▶ Task requirements: Return copies of the lines below that mention "poti".

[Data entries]
· · · · · · ·

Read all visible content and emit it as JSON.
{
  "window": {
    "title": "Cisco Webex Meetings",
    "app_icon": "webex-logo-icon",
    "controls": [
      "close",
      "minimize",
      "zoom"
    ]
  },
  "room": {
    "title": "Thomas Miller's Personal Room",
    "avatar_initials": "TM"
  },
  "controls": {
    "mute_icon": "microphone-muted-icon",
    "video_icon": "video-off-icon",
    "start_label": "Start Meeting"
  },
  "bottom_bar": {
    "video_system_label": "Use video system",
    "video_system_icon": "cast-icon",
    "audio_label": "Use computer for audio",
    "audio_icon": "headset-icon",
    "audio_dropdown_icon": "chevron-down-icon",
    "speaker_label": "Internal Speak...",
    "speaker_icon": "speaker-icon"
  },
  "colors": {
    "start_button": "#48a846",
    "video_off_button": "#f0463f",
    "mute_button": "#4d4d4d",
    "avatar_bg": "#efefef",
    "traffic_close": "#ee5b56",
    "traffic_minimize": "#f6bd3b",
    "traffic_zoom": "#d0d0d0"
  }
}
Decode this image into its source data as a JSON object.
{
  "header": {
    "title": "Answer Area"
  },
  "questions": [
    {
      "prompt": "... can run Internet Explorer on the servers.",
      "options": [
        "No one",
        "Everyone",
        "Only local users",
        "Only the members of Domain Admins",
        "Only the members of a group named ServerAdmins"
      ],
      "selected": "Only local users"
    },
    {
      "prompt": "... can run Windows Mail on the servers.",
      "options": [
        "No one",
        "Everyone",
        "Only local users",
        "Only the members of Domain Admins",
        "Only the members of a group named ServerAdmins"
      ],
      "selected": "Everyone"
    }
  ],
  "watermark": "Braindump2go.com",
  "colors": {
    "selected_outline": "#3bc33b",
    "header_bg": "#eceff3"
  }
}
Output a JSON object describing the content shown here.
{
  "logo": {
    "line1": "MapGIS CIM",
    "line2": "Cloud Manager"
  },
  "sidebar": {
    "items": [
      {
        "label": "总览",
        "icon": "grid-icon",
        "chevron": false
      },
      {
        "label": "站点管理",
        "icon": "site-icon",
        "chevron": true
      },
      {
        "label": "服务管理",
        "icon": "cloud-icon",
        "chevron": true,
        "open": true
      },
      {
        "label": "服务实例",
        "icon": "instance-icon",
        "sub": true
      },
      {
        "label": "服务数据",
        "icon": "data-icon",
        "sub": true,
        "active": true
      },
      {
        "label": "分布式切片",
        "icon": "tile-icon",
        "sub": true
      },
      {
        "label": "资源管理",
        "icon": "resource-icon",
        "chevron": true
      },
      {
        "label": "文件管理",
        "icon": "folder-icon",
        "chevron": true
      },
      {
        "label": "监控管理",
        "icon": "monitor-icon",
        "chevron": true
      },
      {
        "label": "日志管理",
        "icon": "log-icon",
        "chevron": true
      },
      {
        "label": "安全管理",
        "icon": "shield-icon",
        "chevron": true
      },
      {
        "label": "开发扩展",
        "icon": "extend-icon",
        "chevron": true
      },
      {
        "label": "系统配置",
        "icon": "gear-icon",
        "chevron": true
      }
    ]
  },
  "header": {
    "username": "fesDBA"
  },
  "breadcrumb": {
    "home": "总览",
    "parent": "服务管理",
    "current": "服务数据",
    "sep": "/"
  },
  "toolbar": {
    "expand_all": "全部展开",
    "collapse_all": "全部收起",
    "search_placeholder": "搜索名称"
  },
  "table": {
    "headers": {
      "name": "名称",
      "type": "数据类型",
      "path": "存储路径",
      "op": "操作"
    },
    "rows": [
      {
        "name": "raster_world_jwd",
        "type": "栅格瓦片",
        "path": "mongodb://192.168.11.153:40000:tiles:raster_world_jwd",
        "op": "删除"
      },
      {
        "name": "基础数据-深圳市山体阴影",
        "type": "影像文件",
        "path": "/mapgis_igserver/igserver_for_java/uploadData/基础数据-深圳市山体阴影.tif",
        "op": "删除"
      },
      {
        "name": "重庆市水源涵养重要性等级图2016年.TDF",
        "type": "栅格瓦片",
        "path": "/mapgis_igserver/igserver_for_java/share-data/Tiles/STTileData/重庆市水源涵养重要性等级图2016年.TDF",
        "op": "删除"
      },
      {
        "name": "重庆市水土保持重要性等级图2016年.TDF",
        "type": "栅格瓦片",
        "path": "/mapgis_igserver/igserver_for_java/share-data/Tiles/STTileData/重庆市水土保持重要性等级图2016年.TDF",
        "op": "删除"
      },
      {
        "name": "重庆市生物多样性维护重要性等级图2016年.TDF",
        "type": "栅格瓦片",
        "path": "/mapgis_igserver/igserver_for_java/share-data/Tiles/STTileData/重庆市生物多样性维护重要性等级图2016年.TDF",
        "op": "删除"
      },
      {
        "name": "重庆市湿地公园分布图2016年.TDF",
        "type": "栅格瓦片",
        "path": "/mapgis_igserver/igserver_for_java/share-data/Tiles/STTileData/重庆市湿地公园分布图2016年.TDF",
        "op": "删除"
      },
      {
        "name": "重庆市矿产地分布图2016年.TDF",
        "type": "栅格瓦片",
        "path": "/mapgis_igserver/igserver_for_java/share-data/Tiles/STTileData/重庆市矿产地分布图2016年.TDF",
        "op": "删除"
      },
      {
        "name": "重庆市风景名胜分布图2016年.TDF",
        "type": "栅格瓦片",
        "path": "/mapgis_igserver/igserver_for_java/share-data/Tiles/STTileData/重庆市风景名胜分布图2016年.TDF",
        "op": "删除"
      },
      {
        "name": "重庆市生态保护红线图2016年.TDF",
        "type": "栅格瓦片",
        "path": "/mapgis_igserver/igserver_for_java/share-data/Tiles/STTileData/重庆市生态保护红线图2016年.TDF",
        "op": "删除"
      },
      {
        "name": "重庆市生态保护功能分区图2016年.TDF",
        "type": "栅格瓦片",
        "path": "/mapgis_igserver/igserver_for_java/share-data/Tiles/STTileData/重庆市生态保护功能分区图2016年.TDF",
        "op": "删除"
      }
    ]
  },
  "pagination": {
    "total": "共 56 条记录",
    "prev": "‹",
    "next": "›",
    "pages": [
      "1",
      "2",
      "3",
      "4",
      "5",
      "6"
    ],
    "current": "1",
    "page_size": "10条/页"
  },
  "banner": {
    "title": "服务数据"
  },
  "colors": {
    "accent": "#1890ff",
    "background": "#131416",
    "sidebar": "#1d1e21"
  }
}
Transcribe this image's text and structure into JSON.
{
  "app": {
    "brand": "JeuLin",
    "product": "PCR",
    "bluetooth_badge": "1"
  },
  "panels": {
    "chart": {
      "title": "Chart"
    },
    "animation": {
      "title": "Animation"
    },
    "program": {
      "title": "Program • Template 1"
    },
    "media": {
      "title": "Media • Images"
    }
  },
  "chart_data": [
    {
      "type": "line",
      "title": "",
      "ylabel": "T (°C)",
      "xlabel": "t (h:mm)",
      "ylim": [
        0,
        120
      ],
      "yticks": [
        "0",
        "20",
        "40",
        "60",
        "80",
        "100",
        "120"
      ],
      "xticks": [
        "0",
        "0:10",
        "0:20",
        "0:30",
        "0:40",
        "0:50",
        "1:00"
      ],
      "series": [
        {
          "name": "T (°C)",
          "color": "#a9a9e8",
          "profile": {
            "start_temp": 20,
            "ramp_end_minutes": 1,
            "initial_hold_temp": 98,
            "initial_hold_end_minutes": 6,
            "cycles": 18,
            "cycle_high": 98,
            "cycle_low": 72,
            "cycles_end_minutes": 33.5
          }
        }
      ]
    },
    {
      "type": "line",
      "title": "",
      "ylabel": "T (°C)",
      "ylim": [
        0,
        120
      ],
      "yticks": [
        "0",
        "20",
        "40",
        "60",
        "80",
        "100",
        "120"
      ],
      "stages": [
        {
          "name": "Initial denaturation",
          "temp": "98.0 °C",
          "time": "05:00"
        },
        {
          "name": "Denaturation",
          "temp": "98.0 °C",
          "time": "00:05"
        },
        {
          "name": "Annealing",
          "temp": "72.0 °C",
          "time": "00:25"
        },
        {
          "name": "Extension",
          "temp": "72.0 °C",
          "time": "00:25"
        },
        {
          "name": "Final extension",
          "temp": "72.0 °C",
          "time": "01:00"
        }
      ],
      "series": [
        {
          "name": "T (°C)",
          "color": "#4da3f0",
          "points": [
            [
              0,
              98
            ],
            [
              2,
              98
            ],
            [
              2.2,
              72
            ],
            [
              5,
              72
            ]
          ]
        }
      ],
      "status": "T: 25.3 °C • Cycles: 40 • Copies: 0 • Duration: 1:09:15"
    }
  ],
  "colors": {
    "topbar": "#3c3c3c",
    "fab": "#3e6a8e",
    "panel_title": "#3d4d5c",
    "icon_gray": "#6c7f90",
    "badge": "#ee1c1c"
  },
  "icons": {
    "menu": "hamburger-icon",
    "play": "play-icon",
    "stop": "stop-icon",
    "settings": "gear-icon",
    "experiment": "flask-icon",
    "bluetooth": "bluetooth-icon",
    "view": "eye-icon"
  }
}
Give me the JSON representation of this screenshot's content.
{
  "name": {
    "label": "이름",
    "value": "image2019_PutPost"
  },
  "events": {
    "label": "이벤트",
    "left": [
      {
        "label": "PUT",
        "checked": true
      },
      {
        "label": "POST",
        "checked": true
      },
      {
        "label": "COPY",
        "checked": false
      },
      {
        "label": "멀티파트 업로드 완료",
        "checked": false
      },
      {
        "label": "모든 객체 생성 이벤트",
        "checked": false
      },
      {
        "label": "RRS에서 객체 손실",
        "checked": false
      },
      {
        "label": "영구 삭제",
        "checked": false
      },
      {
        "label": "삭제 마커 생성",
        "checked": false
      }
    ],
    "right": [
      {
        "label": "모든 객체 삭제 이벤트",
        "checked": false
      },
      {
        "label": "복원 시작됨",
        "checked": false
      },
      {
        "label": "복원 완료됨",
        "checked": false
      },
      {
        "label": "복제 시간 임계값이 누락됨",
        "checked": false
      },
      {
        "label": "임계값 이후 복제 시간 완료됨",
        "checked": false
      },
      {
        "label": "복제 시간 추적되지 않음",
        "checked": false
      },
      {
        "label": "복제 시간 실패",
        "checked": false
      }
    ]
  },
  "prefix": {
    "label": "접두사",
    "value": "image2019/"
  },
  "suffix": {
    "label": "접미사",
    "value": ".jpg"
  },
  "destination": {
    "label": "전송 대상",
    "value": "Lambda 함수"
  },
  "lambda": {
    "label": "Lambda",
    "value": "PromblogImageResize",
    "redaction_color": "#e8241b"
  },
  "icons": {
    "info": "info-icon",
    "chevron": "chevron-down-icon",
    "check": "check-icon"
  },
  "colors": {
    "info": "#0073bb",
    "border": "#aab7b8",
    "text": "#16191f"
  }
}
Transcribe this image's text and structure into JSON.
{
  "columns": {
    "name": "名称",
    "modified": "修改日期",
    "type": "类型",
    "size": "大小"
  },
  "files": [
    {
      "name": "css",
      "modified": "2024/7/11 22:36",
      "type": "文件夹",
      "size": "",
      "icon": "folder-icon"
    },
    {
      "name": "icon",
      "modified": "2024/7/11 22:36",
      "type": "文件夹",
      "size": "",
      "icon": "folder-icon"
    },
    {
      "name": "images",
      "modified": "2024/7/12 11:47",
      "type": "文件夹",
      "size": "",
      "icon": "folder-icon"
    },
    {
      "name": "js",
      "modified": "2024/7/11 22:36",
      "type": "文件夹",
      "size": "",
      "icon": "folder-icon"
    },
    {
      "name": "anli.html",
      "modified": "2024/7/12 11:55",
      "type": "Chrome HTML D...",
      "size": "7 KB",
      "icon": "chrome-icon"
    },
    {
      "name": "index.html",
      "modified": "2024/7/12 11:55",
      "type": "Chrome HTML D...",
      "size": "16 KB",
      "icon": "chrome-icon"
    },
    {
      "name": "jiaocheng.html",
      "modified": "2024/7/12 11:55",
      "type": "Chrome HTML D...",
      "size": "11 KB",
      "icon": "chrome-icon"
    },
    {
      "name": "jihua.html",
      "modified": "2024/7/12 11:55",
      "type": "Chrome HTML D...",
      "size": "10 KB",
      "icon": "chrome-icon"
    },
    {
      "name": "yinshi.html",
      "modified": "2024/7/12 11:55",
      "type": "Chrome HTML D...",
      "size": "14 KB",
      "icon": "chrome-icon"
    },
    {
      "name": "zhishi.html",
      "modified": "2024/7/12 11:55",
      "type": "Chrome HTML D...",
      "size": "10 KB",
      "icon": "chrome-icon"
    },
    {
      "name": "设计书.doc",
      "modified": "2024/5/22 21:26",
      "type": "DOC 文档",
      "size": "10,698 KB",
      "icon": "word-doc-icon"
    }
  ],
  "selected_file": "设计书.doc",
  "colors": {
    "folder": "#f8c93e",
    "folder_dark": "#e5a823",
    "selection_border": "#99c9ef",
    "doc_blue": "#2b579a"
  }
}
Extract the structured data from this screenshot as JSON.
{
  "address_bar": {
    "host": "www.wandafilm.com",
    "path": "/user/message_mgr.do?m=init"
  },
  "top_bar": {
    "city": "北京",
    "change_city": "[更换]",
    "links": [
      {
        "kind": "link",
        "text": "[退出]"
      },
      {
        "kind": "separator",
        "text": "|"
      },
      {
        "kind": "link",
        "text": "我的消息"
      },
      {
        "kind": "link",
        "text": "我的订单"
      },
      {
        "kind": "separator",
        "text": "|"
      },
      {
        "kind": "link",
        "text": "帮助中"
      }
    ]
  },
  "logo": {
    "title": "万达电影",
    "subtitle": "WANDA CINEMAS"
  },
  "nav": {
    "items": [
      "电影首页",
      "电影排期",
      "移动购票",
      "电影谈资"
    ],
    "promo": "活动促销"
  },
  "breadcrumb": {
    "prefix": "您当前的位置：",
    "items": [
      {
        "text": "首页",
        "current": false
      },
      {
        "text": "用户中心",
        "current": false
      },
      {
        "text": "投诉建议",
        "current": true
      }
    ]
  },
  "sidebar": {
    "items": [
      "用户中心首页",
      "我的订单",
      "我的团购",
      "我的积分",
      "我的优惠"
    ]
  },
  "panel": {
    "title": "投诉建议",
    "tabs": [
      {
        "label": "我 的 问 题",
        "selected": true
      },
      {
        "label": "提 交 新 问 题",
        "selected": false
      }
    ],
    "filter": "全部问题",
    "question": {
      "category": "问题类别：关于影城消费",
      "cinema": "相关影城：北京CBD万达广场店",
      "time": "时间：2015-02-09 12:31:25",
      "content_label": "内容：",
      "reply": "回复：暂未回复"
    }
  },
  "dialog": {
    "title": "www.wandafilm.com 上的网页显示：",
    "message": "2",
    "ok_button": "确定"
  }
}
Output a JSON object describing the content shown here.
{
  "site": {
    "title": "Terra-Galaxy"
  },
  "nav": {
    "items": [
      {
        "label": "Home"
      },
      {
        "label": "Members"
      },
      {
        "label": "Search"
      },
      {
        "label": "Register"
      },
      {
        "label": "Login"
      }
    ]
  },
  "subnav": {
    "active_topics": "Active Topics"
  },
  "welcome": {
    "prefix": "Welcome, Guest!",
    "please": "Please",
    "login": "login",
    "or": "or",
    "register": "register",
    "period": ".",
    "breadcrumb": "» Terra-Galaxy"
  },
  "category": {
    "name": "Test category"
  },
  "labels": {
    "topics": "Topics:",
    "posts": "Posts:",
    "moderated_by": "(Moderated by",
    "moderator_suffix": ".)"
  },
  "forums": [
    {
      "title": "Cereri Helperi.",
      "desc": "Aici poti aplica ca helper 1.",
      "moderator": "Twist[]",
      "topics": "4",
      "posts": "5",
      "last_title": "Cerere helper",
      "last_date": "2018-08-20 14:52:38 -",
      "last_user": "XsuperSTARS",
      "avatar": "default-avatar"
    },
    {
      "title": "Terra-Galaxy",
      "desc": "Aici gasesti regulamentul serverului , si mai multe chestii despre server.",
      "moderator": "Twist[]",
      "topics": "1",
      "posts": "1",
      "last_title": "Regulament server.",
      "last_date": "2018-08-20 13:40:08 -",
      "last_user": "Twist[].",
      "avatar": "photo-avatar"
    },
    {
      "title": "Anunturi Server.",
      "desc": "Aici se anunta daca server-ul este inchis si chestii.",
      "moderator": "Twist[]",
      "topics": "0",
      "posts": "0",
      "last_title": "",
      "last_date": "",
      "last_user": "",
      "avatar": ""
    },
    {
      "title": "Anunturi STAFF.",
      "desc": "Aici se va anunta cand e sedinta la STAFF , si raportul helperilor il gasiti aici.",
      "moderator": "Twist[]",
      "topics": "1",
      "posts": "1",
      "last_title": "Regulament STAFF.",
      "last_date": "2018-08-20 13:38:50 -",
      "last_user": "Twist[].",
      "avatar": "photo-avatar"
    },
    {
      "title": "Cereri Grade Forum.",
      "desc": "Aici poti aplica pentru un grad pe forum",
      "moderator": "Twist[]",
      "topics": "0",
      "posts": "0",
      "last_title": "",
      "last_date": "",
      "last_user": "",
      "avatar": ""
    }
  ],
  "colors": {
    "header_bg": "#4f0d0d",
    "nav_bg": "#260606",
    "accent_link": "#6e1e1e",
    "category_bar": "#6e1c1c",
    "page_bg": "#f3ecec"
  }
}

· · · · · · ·

▶ Worked solution:
      "desc": "Aici poti aplica ca helper 1.",
      "desc": "Aici poti aplica pentru un grad pe forum",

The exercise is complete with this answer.